Interface dataset entries

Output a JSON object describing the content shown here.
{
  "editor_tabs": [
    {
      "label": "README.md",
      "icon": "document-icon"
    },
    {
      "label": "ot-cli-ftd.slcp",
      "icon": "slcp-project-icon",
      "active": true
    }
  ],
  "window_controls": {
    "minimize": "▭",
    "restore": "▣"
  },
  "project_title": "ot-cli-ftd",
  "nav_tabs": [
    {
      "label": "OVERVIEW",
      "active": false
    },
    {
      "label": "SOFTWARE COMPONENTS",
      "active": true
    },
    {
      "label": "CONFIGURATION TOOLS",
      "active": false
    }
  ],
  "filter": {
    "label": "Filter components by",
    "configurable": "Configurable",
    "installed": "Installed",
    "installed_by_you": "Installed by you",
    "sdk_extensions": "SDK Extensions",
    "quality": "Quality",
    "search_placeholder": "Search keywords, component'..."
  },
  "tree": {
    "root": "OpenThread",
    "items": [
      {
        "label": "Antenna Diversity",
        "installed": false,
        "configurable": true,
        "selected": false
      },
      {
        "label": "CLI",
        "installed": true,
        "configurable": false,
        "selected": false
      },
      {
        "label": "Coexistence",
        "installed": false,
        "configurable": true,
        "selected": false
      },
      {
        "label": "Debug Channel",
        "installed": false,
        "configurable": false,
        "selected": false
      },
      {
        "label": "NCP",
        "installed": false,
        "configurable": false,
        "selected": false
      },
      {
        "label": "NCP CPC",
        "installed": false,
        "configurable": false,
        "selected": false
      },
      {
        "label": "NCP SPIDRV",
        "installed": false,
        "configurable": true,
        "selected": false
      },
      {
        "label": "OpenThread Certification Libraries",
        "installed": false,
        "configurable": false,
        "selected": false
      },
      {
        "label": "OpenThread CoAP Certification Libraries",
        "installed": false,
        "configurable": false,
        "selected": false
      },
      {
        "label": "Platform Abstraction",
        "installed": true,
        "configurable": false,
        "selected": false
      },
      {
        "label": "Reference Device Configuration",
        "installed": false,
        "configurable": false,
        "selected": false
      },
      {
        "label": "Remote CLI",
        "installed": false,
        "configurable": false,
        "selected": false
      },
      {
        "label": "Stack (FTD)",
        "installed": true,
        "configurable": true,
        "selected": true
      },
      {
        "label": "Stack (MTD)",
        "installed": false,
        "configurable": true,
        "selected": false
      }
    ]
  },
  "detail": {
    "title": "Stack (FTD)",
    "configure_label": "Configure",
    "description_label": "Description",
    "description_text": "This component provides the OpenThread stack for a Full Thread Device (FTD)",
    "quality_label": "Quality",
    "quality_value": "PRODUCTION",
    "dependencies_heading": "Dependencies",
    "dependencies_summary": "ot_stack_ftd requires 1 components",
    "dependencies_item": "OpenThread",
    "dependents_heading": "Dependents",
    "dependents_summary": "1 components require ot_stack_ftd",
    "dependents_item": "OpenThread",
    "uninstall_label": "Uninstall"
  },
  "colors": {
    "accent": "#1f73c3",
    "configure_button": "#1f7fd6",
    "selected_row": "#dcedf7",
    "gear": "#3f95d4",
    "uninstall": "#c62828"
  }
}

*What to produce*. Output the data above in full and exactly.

*Solution to the problem*.
Output a JSON object describing the content shown here.
{
  "editor_tabs": [
    {
      "label": "README.md",
      "icon": "document-icon"
    },
    {
      "label": "ot-cli-ftd.slcp",
      "icon": "slcp-project-icon",
      "active": true
    }
  ],
  "window_controls": {
    "minimize": "▭",
    "restore": "▣"
  },
  "project_title": "ot-cli-ftd",
  "nav_tabs": [
    {
      "label": "OVERVIEW",
      "active": false
    },
    {
      "label": "SOFTWARE COMPONENTS",
      "active": true
    },
    {
      "label": "CONFIGURATION TOOLS",
      "active": false
    }
  ],
  "filter": {
    "label": "Filter components by",
    "configurable": "Configurable",
    "installed": "Installed",
    "installed_by_you": "Installed by you",
    "sdk_extensions": "SDK Extensions",
    "quality": "Quality",
    "search_placeholder": "Search keywords, component'..."
  },
  "tree": {
    "root": "OpenThread",
    "items": [
      {
        "label": "Antenna Diversity",
        "installed": false,
        "configurable": true,
        "selected": false
      },
      {
        "label": "CLI",
        "installed": true,
        "configurable": false,
        "selected": false
      },
      {
        "label": "Coexistence",
        "installed": false,
        "configurable": true,
        "selected": false
      },
      {
        "label": "Debug Channel",
        "installed": false,
        "configurable": false,
        "selected": false
      },
      {
        "label": "NCP",
        "installed": false,
        "configurable": false,
        "selected": false
      },
      {
        "label": "NCP CPC",
        "installed": false,
        "configurable": false,
        "selected": false
      },
      {
        "label": "NCP SPIDRV",
        "installed": false,
        "configurable": true,
        "selected": false
      },
      {
        "label": "OpenThread Certification Libraries",
        "installed": false,
        "configurable": false,
        "selected": false
      },
      {
        "label": "OpenThread CoAP Certification Libraries",
        "installed": false,
        "configurable": false,
        "selected": false
      },
      {
        "label": "Platform Abstraction",
        "installed": true,
        "configurable": false,
        "selected": false
      },
      {
        "label": "Reference Device Configuration",
        "installed": false,
        "configurable": false,
        "selected": false
      },
      {
        "label": "Remote CLI",
        "installed": false,
        "configurable": false,
        "selected": false
      },
      {
        "label": "Stack (FTD)",
        "installed": true,
        "configurable": true,
        "selected": true
      },
      {
        "label": "Stack (MTD)",
        "installed": false,
        "configurable": true,
        "selected": false
      }
    ]
  },
  "detail": {
    "title": "Stack (FTD)",
    "configure_label": "Configure",
    "description_label": "Description",
    "description_text": "This component provides the OpenThread stack for a Full Thread Device (FTD)",
    "quality_label": "Quality",
    "quality_value": "PRODUCTION",
    "dependencies_heading": "Dependencies",
    "dependencies_summary": "ot_stack_ftd requires 1 components",
    "dependencies_item": "OpenThread",
    "dependents_heading": "Dependents",
    "dependents_summary": "1 components require ot_stack_ftd",
    "dependents_item": "OpenThread",
    "uninstall_label": "Uninstall"
  },
  "colors": {
    "accent": "#1f73c3",
    "configure_button": "#1f7fd6",
    "selected_row": "#dcedf7",
    "gear": "#3f95d4",
    "uninstall": "#c62828"
  }
}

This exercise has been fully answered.